We should be ashamed that, in a country of unmatched wealth and prosperity, we simply allow people to suffer and die if they don’t have the money to pay for our array of medical technologies and services. We should be ashamed that, with everything we have to offer, people who work hard to support their families are frequently left bankrupt or untreated when they or their children get sick or injured. Why? Because they can’t afford health insurance.
The ongoing phenomenon of Americans working—and living—without health insurance is a tragic injustice—and it’s growing worse. During Cover the Uninsured Week, we must re-double our efforts to remedy this grave injustice. Worse, thanks, to corporate greed and an economy that has cost our workers millions of jobs, the number of uninsured Americans has actually risen over the last few years. According to a recent study, the number of uninsured has climbed from 41 million to 43.6 million. 8.5 million of these uninsured are children. There is absolutely no reason why anyone in this country, regardless of age or medical condition, should be without health insurance.

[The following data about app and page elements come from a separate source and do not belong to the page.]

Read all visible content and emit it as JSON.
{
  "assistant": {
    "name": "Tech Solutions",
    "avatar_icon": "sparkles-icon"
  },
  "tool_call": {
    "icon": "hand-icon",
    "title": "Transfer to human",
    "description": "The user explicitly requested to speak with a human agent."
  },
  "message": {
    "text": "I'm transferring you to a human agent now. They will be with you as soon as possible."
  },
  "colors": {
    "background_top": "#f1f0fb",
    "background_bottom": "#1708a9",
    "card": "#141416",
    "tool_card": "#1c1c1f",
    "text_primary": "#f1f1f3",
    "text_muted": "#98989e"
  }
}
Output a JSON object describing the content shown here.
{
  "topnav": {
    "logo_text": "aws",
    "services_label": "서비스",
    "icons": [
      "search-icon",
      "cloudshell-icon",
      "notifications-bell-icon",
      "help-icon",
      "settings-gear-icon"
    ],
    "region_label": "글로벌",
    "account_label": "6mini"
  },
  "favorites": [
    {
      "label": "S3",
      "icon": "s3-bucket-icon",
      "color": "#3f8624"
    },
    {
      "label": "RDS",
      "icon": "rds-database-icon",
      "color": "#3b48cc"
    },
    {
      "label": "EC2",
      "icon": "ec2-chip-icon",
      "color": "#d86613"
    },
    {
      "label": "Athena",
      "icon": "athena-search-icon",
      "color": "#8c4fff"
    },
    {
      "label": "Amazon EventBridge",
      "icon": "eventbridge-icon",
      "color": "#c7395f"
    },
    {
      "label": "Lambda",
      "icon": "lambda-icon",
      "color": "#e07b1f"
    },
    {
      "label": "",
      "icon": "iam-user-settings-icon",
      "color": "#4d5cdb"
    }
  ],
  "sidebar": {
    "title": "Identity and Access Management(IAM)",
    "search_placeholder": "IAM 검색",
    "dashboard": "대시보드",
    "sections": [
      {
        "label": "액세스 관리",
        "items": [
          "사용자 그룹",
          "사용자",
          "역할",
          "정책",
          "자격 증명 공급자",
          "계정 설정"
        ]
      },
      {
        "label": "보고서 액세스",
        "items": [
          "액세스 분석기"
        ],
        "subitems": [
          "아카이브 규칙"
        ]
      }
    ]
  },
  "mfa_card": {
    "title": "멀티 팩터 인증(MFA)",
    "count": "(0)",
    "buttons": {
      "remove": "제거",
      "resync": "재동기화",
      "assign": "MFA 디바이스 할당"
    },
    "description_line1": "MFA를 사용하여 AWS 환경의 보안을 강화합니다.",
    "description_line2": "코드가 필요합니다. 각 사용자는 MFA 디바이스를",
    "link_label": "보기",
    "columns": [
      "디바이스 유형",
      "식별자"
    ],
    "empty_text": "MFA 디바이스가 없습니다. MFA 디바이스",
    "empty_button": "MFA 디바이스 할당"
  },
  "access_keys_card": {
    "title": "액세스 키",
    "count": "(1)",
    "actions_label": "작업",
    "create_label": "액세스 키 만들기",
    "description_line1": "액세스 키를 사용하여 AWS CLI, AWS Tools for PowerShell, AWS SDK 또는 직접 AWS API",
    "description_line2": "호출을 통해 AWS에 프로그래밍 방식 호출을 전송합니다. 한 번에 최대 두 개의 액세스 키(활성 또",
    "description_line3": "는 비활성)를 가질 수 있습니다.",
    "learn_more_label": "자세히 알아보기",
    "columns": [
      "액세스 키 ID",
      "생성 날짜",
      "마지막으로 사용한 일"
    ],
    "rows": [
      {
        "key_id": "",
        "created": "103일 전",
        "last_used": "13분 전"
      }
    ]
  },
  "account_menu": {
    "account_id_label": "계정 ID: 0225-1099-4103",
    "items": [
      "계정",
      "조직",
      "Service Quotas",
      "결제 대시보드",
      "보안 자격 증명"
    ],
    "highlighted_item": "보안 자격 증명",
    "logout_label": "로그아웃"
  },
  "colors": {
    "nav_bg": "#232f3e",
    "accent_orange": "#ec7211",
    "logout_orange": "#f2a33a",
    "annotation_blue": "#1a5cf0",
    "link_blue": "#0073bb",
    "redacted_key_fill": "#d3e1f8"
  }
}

Comprehensive health care should not be an option for the lucky or wealthy, but a fundamental right for all. There are a number of legislative initiatives that have been introduced in Congress, and the best of these call for a single-payer health care system, which would guarantee comprehensive health insurance for all Americans. One single-payer option is H.R. 3000, the United States Universal Health Service Act (UHSA), which I have introduced. UHSA would establish a United States Health Service, which would be controlled by the public and administered primarily at the local level. The decentralized system would provide high quality comprehensive care for all, regardless of ability to pay, and distribute services according to need. This bill will specifically make high-quality, preventive, acute, and long-term care available to everyone, regardless of demographics, employment status, or previous health status.
Congress should be debating proposals like H.R. 3000 to provide access to affordable, quality care for all. Instead, this week, the Republican leadership has scheduled debate on a few modest and flawed measures that, at best, would patch a few small cracks in our broken health care system. We must work to put real health care reform at the top of our nation’s agenda and that means a change in the climate in Washington. We have an opportunity to make that change this November.
Barbara Lee represents California’s Ninth Congressional District.